§ **Work task**
Where a line of the listing below includes the word "icon", reproduce that line.

§ **Supplied data**
○ ○ ○ ○ ○ ○ ○
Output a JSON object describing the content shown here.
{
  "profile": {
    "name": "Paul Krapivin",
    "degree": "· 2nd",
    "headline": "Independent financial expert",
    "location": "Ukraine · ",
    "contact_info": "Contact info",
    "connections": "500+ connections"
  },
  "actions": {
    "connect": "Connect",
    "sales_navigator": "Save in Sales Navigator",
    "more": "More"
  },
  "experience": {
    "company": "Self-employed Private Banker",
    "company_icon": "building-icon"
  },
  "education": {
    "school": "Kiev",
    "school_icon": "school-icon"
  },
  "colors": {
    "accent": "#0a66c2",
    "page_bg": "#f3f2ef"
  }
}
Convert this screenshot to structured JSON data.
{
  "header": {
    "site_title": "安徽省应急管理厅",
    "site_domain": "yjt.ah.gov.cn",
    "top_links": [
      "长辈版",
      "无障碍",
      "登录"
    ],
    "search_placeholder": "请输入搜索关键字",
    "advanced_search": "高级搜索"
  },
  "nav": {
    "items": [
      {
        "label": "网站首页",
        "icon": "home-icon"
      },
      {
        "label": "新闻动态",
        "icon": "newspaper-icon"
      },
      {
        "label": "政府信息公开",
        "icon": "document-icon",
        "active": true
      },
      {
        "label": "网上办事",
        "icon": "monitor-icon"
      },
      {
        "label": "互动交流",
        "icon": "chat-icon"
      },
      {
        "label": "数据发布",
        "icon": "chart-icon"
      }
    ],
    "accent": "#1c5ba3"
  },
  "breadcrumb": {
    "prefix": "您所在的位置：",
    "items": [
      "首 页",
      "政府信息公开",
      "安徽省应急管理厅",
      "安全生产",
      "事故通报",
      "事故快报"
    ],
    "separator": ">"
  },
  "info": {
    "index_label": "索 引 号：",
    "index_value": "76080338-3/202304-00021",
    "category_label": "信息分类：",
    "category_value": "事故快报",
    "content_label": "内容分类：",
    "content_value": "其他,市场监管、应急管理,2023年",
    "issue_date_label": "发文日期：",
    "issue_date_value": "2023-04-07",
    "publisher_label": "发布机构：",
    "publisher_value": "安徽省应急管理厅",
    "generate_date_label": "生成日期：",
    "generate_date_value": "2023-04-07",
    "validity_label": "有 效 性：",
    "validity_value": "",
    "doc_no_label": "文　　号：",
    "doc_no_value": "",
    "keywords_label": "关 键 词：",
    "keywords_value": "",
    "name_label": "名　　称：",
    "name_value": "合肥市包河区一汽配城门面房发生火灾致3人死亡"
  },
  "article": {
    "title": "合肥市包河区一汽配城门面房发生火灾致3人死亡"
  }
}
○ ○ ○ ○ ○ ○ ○
§ **Result**
    "company_icon": "building-icon"
    "school_icon": "school-icon"
        "icon": "home-icon"
        "icon": "newspaper-icon"
        "icon": "document-icon",
        "icon": "monitor-icon"
        "icon": "chat-icon"
        "icon": "chart-icon"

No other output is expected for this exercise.